This is a critical look at ADB’s compliance of its safeguard policies in the Tata Mundra project and the failure of the Compliance Review Panel (CRP) process. 8 years after people complained to CRP and 6 years after their report, people are left disempowered, where communities approached all possible avenues available to them to seek redressal, none of their issues addressed, or their livelihood options improved, or environment restored, while the company continues to do business as usual and neither ADB or CRP showing any intent or capacity to implement the safeguard policies.
Brief Background to the Project:

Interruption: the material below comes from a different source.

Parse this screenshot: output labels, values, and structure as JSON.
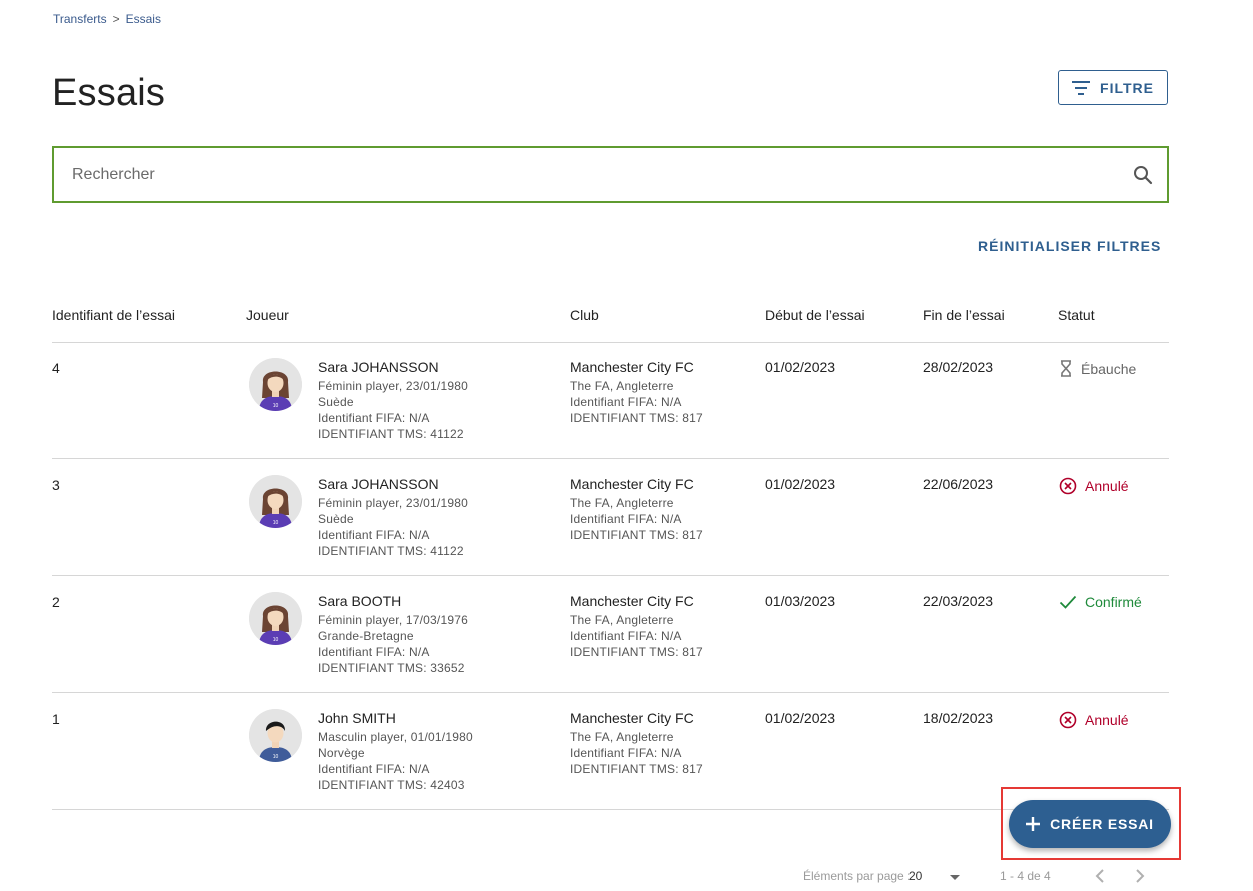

The northern coast of the Gulf of Kutch has been witnessing large–scale industrialization for the past two decades while a very large Special Economic Zone is also situated in the vicinity. Among several polluting industries housed across the sea coordinates, the Tata Mundra Ultra Mega Power Project or Coastal Gujarat Power Ltd (CGPL) is discernible because of its continuing saga of glaring multiplicities but all in the wrong directions: from little cognizance of the area’s local economic activities to disregard of the specificities of its ecology and a lack of reading of its social identity –resulting in miring the coastal communities of Mundra district in a trying and unfair predicament. In 2007, clearance was granted to Tata Power by the Government of India to set up a 4150MW ultra mega thermal power project (Coastal Gujarat Power Limited) on over 1,250 hectares near Tunda–Wand village, close to the port city of Mundra on the coast of the Gulf of Kutch in Gujarat. Ultra Mega Power Projects (UMPP) are ambitious power projects India envisaged in mid 2000s, with an aim to generate 100 GW by 2022. Out of the 14 UMPPs, Tata Mundra was the first one to be awarded. Of the total area, about two–thirds comprises the Rann of Kutch and the Banni grasslands. Owing to this, most of the rural population derives a livelihood near the coast, and Mundra, because of its topography, also happens to be home to a large number of fishing communities benefiting from the area’s estuarine potential. These fishing settlements thrive for eight to nine months and then the families return to their villages for the rest of the year. The area also supports other economic activities like salt–making, animal rearing, and cash crop cultivation. The groundwater levels in this taluka (block) are higher than in other parts of Kutch and hence the area is suited for intensive agricultural activities. However, it is these ecological specifics that at once render the dependent population vulnerable to large–scale development projects. Hence, particular stewardship is required on a number of fronts but especially in relation to environmental and social impact.
The project, based on the supercritical steam technology, is designed to use low–ash imported coal from Indonesia, and thus was located in the coastal area adjacent to a port. Cut to April 2008: amongst many other financiers (for a total project cost of US$4.14 billion), the Board of Directors of the Asian Development Bank (ADB) approved a loan of US$450 million with a 20–year tenure for five power generation units, of which three units became operational in 2012 and two in 2013. Between 2006 and 2014, i.e., before and close to the years in which the complaint was made (i.e. 2013), a number of benchmark environmental and social assessments were carried out. Needless to say, these reports also formed the basis of project clearances at multiple levels. The anomalies in these assessments are the major points of contention between different stakeholders on various outstanding issues. The case becomes even more complicated when non–compliance by the financiers is attributed to the lack of baseline data on what happens to be some of the most obvious features of the geography in question.